FIG. 2 shows a variant of the diagram in FIG. 1, with an arrangement rotated about 90° about the optical axis of the lenses being selected. The optical scanning system 4 consists in this example of a further optical system, in order for instance to increase the scanning angle. As this optical component is not to be radiated from the reflected scattered light, it must be arranged outside the detection beam path. It is consequently supplied by way of a tilted mirror 3. At the same time, this tilted mirror replaces the central diaphragm 9, which can be seen in FIG. 1. In this way, the tilted mirror 3 is significantly wider than the central diaphragm 9. The detection aperture is consequently no longer annular in this example, but instead consists of two opposite circular segments. The rotation symmetry of the aperture thus lapsed results in the linear defects being clearly recognizable in all circumstances. This angular gap in the detection region can be covered by a further sensor, the scanning line of which is rotated compared with that of the first sensor such that its detection region covers the angular gap of the first sensor.
A complete examination of flat glass is thus possible, and defects, which are punctiform, laminar or linear, can be recognized and localized in the submicrometer range. In particular, the complete inspection of the surface with a rough localization of the defects is carried out using a first sensor with high depth of field and the decision as to on which side of a flat glass panel the defect lies is made using a second sensor with lower depth of field.
With a corresponding infeed of a flat glass panel, a laminar scanning of the object and thus the detection of different types of defects is achieved using the oscillating movement of the laser beam.
Fine scratches scatter the illuminating light only perpendicularly to its longitudinal axis. They are thus only visible if they are viewed perpendicularly to their longitudinal axis. To ensure that scratches of this type can be identified irrespective of their position on the glass, the aperture of the optical receiver system must be arranged rotationally-symmetrical to the illumination direction. If the aperture is not completely rotationally symmetrical for technical reasons, several sensors with overlapping aperture ranges can be used. In this way, an object surface is scanned in succession. The high measurement speed is achieved by the parallel use of several sensors. Furthermore, this illustrated modular design enables the inspection system to be adapted to glass plates of different widths.

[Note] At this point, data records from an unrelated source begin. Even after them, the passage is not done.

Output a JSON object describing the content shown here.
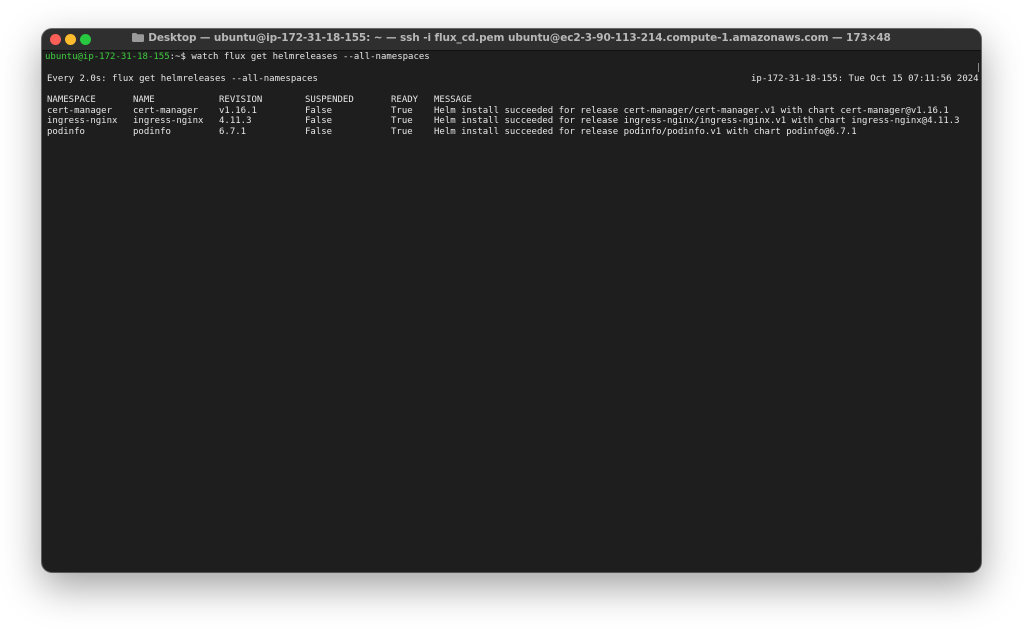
{
  "window": {
    "title": "Desktop — ubuntu@ip-172-31-18-155: ~ — ssh -i flux_cd.pem ubuntu@ec2-3-90-113-214.compute-1.amazonaws.com — 173×48",
    "folder_icon": "folder-icon"
  },
  "terminal": {
    "prompt_user_host": "ubuntu@ip-172-31-18-155",
    "prompt_rest": ":~$ ",
    "command": "watch flux get helmreleases --all-namespaces",
    "watch_header_left": "Every 2.0s: flux get helmreleases --all-namespaces",
    "watch_header_right": "ip-172-31-18-155: Tue Oct 15 07:11:56 2024",
    "columns": [
      "NAMESPACE",
      "NAME",
      "REVISION",
      "SUSPENDED",
      "READY",
      "MESSAGE"
    ],
    "rows": [
      {
        "namespace": "cert-manager",
        "name": "cert-manager",
        "revision": "v1.16.1",
        "suspended": "False",
        "ready": "True",
        "message": "Helm install succeeded for release cert-manager/cert-manager.v1 with chart cert-manager@v1.16.1"
      },
      {
        "namespace": "ingress-nginx",
        "name": "ingress-nginx",
        "revision": "4.11.3",
        "suspended": "False",
        "ready": "True",
        "message": "Helm install succeeded for release ingress-nginx/ingress-nginx.v1 with chart ingress-nginx@4.11.3"
      },
      {
        "namespace": "podinfo",
        "name": "podinfo",
        "revision": "6.7.1",
        "suspended": "False",
        "ready": "True",
        "message": "Helm install succeeded for release podinfo/podinfo.v1 with chart podinfo@6.7.1"
      }
    ]
  },
  "colors": {
    "prompt_green": "#3fce3f",
    "terminal_bg": "#1e1e1e",
    "close": "#fe5f57",
    "minimize": "#febc2e",
    "zoom": "#28c840"
  }
}
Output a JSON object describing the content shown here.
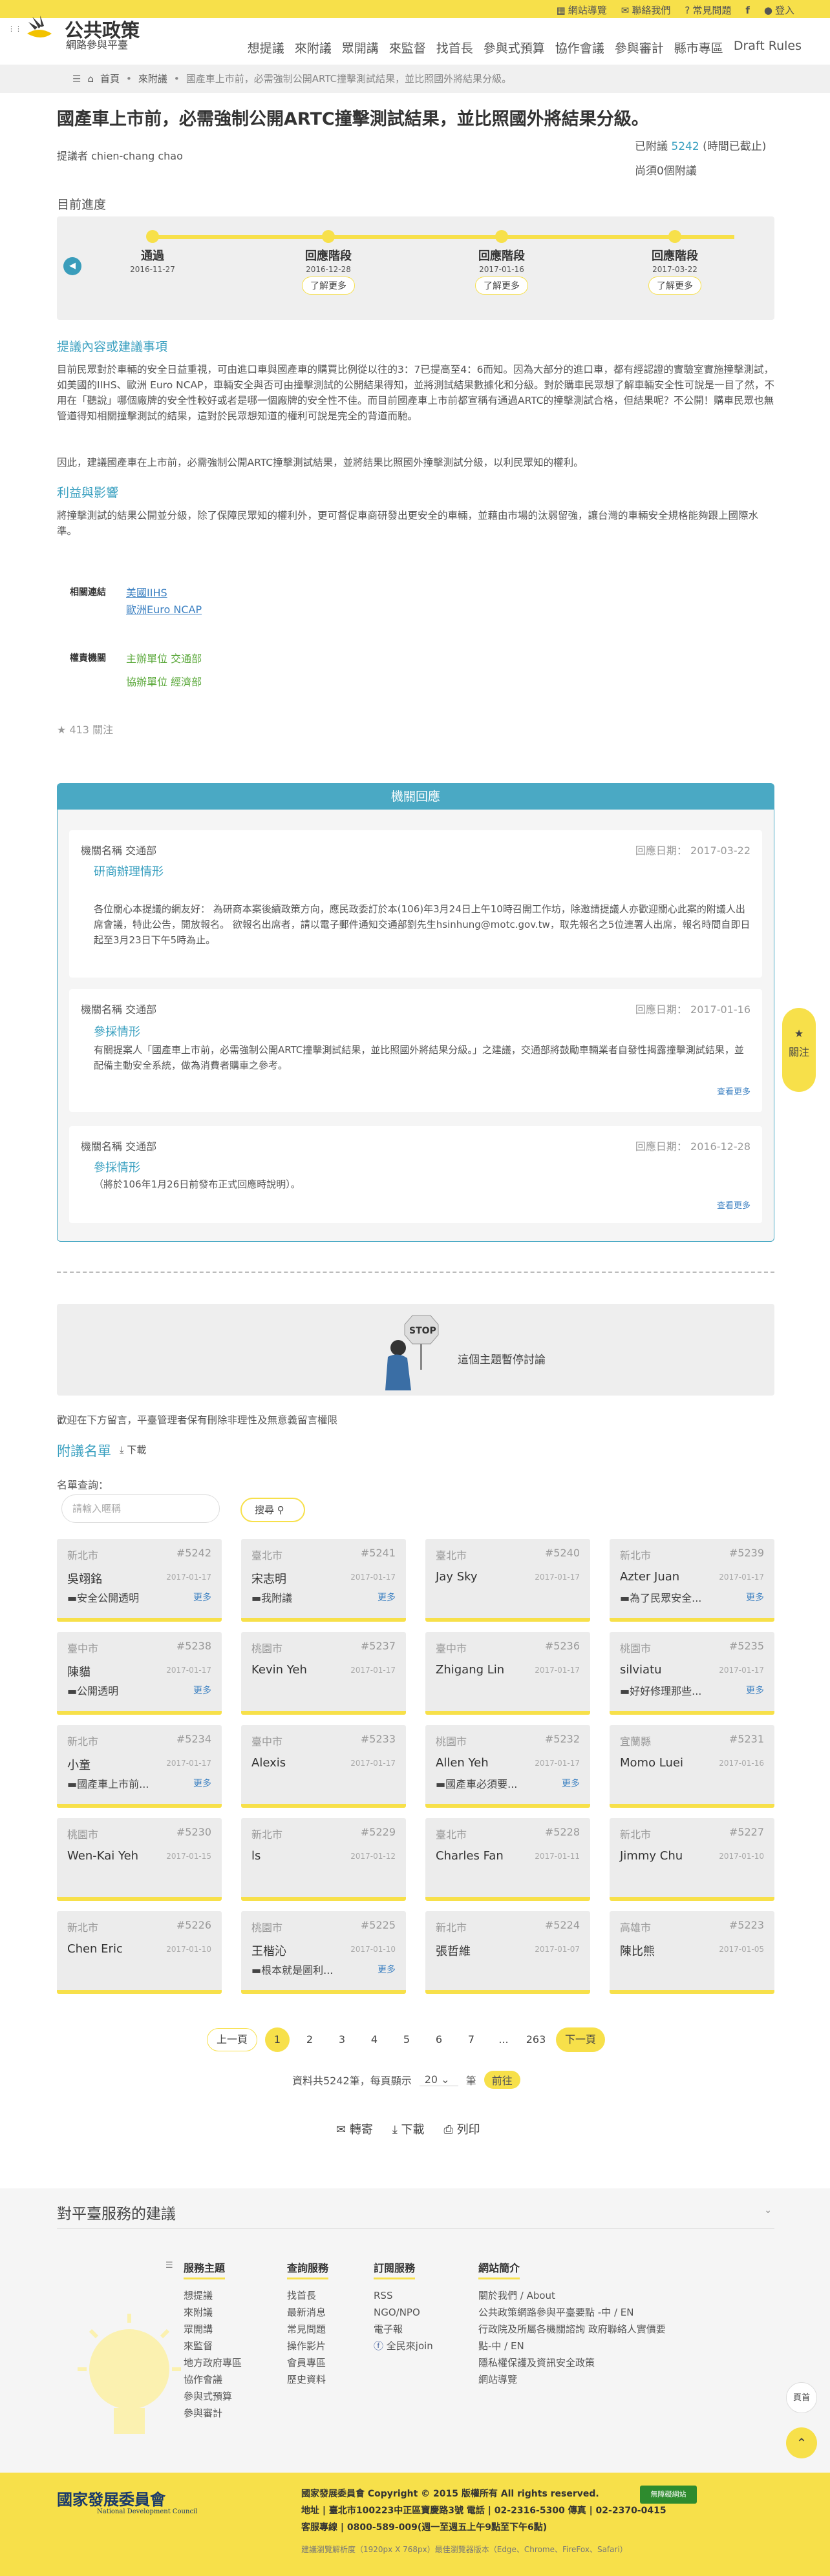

As the depth of field of the above-described sensor is greater than the glass thickness, defects on the front and rear sides can at first not be distinguished from one another. To this end, a second sensor is provided, the depth of field of which is smaller than the glass thickness and can thus emit distance and/or height values. In practice, a complete examination is not possible using only a second sensor of this type. This is thus only used if the lateral position of a defect, which is already found using the first sensor, is fixed and thus only the height position is still to be determined.